Why You Should Have Owner's Title Insurance
These are just some of the hidden title risks that would not be disclosed by even the most meticulous title search, but are covered by an Owner's policy of title insurance:
Title may have been transferred through a foreclosure sale when all foreclosure statute requirements were not met. Notice may not have been given to a concerned party, or the prior property owner could have declared bankruptcy. Some of these situations can result in a foreclosure being rescinded.
Forgery and/or Fraud
Someone signs your name to a document without your knowledge or consent, or a person pretending to be the property owner executes documents.
Wills in the Chain of Title
An heir not named in a Will comes forward after closing. There could be heirs born after the will was executed. A Will may not have been properly probated, or it could have been misinterpreted.

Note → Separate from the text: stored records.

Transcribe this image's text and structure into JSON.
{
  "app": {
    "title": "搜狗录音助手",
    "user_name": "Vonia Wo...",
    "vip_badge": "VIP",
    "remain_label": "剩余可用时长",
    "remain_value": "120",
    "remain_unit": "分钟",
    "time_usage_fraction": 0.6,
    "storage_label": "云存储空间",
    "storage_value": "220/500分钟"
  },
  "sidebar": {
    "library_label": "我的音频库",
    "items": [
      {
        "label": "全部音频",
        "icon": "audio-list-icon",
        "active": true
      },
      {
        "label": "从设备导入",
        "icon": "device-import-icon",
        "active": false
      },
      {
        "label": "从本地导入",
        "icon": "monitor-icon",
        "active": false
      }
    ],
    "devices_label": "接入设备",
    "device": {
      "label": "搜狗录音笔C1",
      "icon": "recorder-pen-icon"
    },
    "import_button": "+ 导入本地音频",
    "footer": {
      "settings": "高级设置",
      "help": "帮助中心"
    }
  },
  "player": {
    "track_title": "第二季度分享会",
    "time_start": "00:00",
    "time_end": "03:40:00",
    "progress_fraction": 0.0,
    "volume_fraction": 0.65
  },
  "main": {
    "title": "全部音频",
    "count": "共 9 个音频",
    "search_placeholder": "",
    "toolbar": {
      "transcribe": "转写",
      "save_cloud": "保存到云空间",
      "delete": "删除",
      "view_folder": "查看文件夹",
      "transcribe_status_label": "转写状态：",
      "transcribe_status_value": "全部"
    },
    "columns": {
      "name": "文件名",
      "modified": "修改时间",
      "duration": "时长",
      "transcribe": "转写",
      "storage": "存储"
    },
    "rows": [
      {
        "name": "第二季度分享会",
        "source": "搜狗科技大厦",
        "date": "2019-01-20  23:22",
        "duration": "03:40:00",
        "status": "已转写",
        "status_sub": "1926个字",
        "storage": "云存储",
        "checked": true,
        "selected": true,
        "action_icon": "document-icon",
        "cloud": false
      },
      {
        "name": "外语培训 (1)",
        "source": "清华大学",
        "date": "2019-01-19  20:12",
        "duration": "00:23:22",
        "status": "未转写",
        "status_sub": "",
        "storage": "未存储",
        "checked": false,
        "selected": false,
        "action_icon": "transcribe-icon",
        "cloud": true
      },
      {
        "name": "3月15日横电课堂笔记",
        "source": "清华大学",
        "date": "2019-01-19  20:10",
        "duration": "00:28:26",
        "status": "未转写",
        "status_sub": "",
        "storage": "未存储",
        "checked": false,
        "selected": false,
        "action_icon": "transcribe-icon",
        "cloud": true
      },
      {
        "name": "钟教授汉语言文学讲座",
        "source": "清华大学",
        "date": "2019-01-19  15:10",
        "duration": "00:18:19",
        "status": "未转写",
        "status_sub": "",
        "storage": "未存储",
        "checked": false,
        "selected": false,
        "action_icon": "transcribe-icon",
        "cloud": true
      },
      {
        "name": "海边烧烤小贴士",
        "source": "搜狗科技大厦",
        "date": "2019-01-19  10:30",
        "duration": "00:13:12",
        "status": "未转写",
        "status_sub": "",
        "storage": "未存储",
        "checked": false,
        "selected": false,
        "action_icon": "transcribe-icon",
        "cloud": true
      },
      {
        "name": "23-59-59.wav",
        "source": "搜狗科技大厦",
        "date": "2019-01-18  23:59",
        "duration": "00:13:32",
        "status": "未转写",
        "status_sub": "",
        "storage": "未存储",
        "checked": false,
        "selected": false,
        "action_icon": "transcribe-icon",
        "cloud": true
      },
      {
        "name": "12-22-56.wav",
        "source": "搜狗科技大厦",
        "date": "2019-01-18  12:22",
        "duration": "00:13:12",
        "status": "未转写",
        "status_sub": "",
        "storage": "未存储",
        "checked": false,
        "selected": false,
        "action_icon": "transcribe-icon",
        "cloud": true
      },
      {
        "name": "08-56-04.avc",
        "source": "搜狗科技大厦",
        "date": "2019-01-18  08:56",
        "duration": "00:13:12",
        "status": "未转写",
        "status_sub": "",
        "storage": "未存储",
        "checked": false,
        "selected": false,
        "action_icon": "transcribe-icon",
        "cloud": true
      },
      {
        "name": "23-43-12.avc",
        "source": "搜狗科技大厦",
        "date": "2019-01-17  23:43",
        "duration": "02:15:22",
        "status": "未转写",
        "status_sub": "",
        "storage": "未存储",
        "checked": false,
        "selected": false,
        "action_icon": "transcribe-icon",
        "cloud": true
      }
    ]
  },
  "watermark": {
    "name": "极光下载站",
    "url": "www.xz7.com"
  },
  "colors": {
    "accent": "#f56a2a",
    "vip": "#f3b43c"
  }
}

Incorrect Legal Descriptions
Errors made in a prior deed can continue forward for years to come. Metes and bounds legal descriptions are especially problematic.
Misrepresentation of Marital Status
Depending on the transaction, the signature of a spouse could be necessary to properly convey property. The validity of a divorce can also cause a title claim.
Problems with Public Records
There could be confusion due to similar or identical names. Incorrect tax data may have been furnished which could result in a tax sale. Incorrect indexing of the land records could result in a lien against real property being missed, and there have been clerical errors in recording legal documents. It’s also possible that unsatisfied claims are not shown in the public records.
Undue influence was placed on a grantor of a deed. The grantor in a deed could be mentally incompetent, or title may have been transferred by a minor. The Deed was never delivered, or the Deed was delivered after the death of a grantor. A Deed was executed under an expired or false power of attorney.